You may not know precisely when programming and conditioning occurred. I largely didn’t understand my pain association link to gluten until I reflected on it for the writing of my book although I had unconsciously did the same thing with all fast food (which originally I put down to just having knowledge of what was happening when I consumed it, which is essentially the same thing, I as I linked the pain). I cannot emphasise strongly enough that what you link to pain and pleasure will not only determine your fitness and health aspect of your life but it will shape your entire life!

As a review on your own eating patterns, can you recall experiences that formed your neuro associations and thus set in motion the chain of cause and effect that brought you to where you are today? What meanings do you attach to certain foods? If you love fast food, is it because your parents brought you for ‘fast food’ as a child when you were ‘good’ – dig deeper, understanding the cause and why we have certain links to certain foods (besides the hormonal and addictive response say sugar) can go a long way in help you re-wire you eating patterns to support your fitness goals.

Though we’d like to deny it, the fact remains that what drives our behaviour is instinctive reaction to pain and pleasure, not intellectual calculation. Intellectually, we may believe that eating fast food is bad for us, be we’ll still reach for it. Why? Because we’re not driven so much by what we intellectually know, but rather by what we’ve learned to link pain and pleasure to in our nervous system.

It’s what Tony Robbins calls our ‘nuero associations’ – the associations we’ve established in our nervous system that determine what we’ll do. Although we like to think that as an evolved species, its intellect and the frontal cortex section of our brain that influences our major decisions, in most cases, it’s our emotions – the sensations or feelings that we link to our thought. Thoughts become things. If you hijack your thoughts and find out ‘why’ you have linked a certain food to pleasure (foods that are not supporting you), then you go a long way in re-wring that thought and thus emotion linked to it. It’s like digging up a new tree. The older the tree, the deeper the roots, the harder it is to pull up but once you pull it up you can plant a new seed (new link to pleasure) and let a new tree grow.

Many times we try and override our pain/pleasure system. For a while we stick to our diet because our trainer or a book told us to; but eventually it never sticks. You need to dig deeper and figure out why. Why have you linked certain foods to certain feelings? Its cause and effect. If we don’t nip the problem at the cause (the emotion), you can’t stop the effect (eating that food). Remember this next sentence and write it down if you have to because if this resonates with you, it could plant that seed that changes your entire life!

In order to change, you must link pain to your old behaviour and pleasure to your new behaviour AND condition it until its consistent!!

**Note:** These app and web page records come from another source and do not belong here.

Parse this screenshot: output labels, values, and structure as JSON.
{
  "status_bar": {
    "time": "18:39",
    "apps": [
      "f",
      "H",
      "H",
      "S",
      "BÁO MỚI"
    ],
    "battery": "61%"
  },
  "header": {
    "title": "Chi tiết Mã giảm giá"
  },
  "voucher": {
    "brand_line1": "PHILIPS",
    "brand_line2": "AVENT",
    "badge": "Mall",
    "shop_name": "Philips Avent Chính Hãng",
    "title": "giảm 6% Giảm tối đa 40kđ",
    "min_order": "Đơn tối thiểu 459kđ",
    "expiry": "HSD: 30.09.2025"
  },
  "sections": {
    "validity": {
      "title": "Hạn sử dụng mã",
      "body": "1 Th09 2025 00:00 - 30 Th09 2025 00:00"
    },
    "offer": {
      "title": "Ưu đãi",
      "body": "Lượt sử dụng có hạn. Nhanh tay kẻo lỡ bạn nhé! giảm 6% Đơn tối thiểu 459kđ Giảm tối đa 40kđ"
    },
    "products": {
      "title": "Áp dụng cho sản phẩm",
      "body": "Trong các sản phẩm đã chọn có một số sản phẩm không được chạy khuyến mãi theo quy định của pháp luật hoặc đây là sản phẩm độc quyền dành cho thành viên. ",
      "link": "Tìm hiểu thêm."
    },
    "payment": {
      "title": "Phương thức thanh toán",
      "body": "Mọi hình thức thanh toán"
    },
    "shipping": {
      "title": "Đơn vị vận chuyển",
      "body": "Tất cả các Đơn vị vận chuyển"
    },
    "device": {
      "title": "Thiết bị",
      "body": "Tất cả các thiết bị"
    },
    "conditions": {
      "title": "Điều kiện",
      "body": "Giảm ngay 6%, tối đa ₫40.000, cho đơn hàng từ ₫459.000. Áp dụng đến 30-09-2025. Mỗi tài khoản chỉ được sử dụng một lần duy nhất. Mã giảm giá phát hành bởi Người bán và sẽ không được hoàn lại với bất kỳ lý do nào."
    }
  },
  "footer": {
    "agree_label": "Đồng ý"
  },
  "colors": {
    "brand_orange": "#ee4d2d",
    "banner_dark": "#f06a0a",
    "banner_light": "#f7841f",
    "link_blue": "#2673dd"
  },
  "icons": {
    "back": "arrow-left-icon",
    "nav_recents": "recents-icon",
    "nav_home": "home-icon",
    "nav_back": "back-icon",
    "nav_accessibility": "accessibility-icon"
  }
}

This sentence is shaped and moulded my entire life. I did this on subconscious level for years; it allowed me to excel in my sports and build a physique that allowed me to be featured in magazines, fitness websites and opened countless other doors. More recently it’s allowed me to build a successful business (I now link pleasure to early morning because I am eternally grateful for having the opportunity to live my life on my own terms) but the same principle can be applied to any aspect of your life. Remember, we will do more to avoid pain than we will to gain pleasure. Going on a diet or giving up fast food overrides our pain in the short term by pure willpower but never lasts simply because we still link pleasure to those foods or even more strongly, pain to giving up those foods.
The truth is that we can learn to condition our minds, bodies and emotions to link pain and pleasure to whatever we choose. By changing what we link pain and pleasure to, we will instantly change our behaviours.

For this change to be long term, we’ve got to link pain to eating those foods so that we no longer even desire them. If you can link pain to those foods and link pleasure to the feelings and emotions associated with foods that nourish you and make you feel more energetic and healthier, then that’s the key to long term success.

Written by Brian Keane 29:9:2016